▶ _DIRECTIONS_
Repeat the data that follows in full. Do not include the pictures.

● ● ●

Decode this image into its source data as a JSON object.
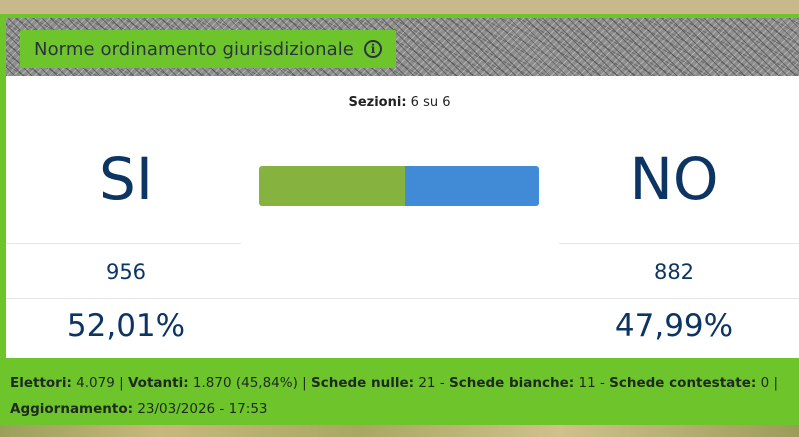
{
  "title": "Norme ordinamento giurisdizionale",
  "info_icon": "info-circle-icon",
  "sezioni": {
    "label": "Sezioni:",
    "value": "6 su 6"
  },
  "yes": {
    "label": "SI",
    "votes": "956",
    "percent": "52,01%",
    "share": 0.5201,
    "color": "#86b340"
  },
  "no": {
    "label": "NO",
    "votes": "882",
    "percent": "47,99%",
    "share": 0.4799,
    "color": "#418bd6"
  },
  "footer": {
    "elettori_label": "Elettori:",
    "elettori_value": "4.079",
    "votanti_label": "Votanti:",
    "votanti_value": "1.870 (45,84%)",
    "nulle_label": "Schede nulle:",
    "nulle_value": "21",
    "bianche_label": "Schede bianche:",
    "bianche_value": "11",
    "contestate_label": "Schede contestate:",
    "contestate_value": "0",
    "aggiornamento_label": "Aggiornamento:",
    "aggiornamento_value": "23/03/2026 - 17:53"
  },
  "colors": {
    "accent": "#6dc52b",
    "text_dark": "#0d3563"
  }
}
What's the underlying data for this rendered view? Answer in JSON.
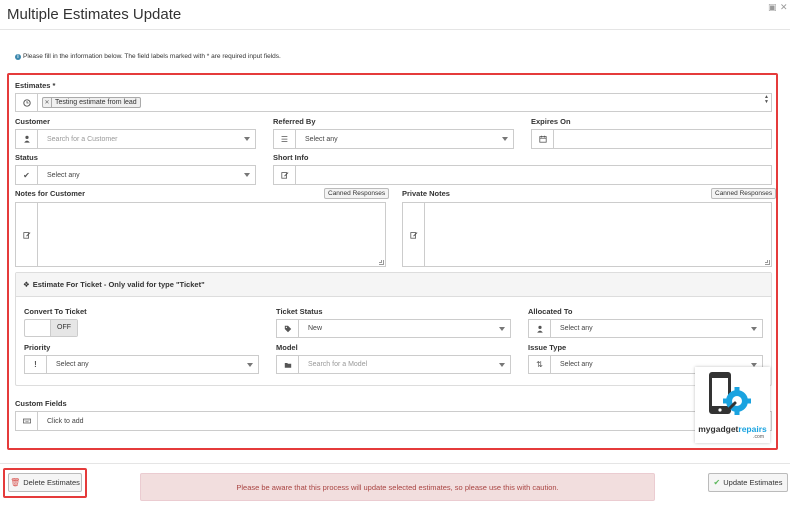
{
  "page": {
    "title": "Multiple Estimates Update",
    "info_text": "Please fill in the information below. The field labels marked with * are required input fields."
  },
  "form": {
    "estimates_label": "Estimates *",
    "estimates_tag": "Testing estimate from lead",
    "customer_label": "Customer",
    "customer_placeholder": "Search for a Customer",
    "referred_by_label": "Referred By",
    "referred_by_value": "Select any",
    "expires_on_label": "Expires On",
    "status_label": "Status",
    "status_value": "Select any",
    "short_info_label": "Short Info",
    "notes_customer_label": "Notes for Customer",
    "private_notes_label": "Private Notes",
    "canned_label": "Canned Responses",
    "custom_fields_label": "Custom Fields",
    "custom_fields_placeholder": "Click to add"
  },
  "ticket": {
    "heading": "Estimate For Ticket - Only valid for type \"Ticket\"",
    "convert_label": "Convert To Ticket",
    "convert_state": "OFF",
    "ticket_status_label": "Ticket Status",
    "ticket_status_value": "New",
    "allocated_to_label": "Allocated To",
    "allocated_to_value": "Select any",
    "priority_label": "Priority",
    "priority_value": "Select any",
    "model_label": "Model",
    "model_placeholder": "Search for a Model",
    "issue_type_label": "Issue Type",
    "issue_type_value": "Select any"
  },
  "footer": {
    "delete_label": "Delete Estimates",
    "warning_text": "Please be aware that this process will update selected estimates, so please use this with caution.",
    "update_label": "Update Estimates"
  },
  "logo": {
    "text_dark": "mygadget",
    "text_blue": "repairs",
    "suffix": ".com"
  },
  "colors": {
    "highlight_red": "#e53b3b",
    "warning_bg": "#f2dede",
    "warning_text": "#a94442",
    "success_green": "#5cb85c",
    "danger_red": "#d9534f",
    "brand_blue": "#1aa3e0"
  }
}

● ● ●

▶ _YOUR SOLUTION_
Decode this image into its source data as a JSON object.
{
  "title": "Norme ordinamento giurisdizionale",
  "info_icon": "info-circle-icon",
  "sezioni": {
    "label": "Sezioni:",
    "value": "6 su 6"
  },
  "yes": {
    "label": "SI",
    "votes": "956",
    "percent": "52,01%",
    "share": 0.5201,
    "color": "#86b340"
  },
  "no": {
    "label": "NO",
    "votes": "882",
    "percent": "47,99%",
    "share": 0.4799,
    "color": "#418bd6"
  },
  "footer": {
    "elettori_label": "Elettori:",
    "elettori_value": "4.079",
    "votanti_label": "Votanti:",
    "votanti_value": "1.870 (45,84%)",
    "nulle_label": "Schede nulle:",
    "nulle_value": "21",
    "bianche_label": "Schede bianche:",
    "bianche_value": "11",
    "contestate_label": "Schede contestate:",
    "contestate_value": "0",
    "aggiornamento_label": "Aggiornamento:",
    "aggiornamento_value": "23/03/2026 - 17:53"
  },
  "colors": {
    "accent": "#6dc52b",
    "text_dark": "#0d3563"
  }
}
What's the underlying data for this rendered view? Answer in JSON.
{
  "page": {
    "title": "Multiple Estimates Update",
    "info_text": "Please fill in the information below. The field labels marked with * are required input fields."
  },
  "form": {
    "estimates_label": "Estimates *",
    "estimates_tag": "Testing estimate from lead",
    "customer_label": "Customer",
    "customer_placeholder": "Search for a Customer",
    "referred_by_label": "Referred By",
    "referred_by_value": "Select any",
    "expires_on_label": "Expires On",
    "status_label": "Status",
    "status_value": "Select any",
    "short_info_label": "Short Info",
    "notes_customer_label": "Notes for Customer",
    "private_notes_label": "Private Notes",
    "canned_label": "Canned Responses",
    "custom_fields_label": "Custom Fields",
    "custom_fields_placeholder": "Click to add"
  },
  "ticket": {
    "heading": "Estimate For Ticket - Only valid for type \"Ticket\"",
    "convert_label": "Convert To Ticket",
    "convert_state": "OFF",
    "ticket_status_label": "Ticket Status",
    "ticket_status_value": "New",
    "allocated_to_label": "Allocated To",
    "allocated_to_value": "Select any",
    "priority_label": "Priority",
    "priority_value": "Select any",
    "model_label": "Model",
    "model_placeholder": "Search for a Model",
    "issue_type_label": "Issue Type",
    "issue_type_value": "Select any"
  },
  "footer": {
    "delete_label": "Delete Estimates",
    "warning_text": "Please be aware that this process will update selected estimates, so please use this with caution.",
    "update_label": "Update Estimates"
  },
  "logo": {
    "text_dark": "mygadget",
    "text_blue": "repairs",
    "suffix": ".com"
  },
  "colors": {
    "highlight_red": "#e53b3b",
    "warning_bg": "#f2dede",
    "warning_text": "#a94442",
    "success_green": "#5cb85c",
    "danger_red": "#d9534f",
    "brand_blue": "#1aa3e0"
  }
}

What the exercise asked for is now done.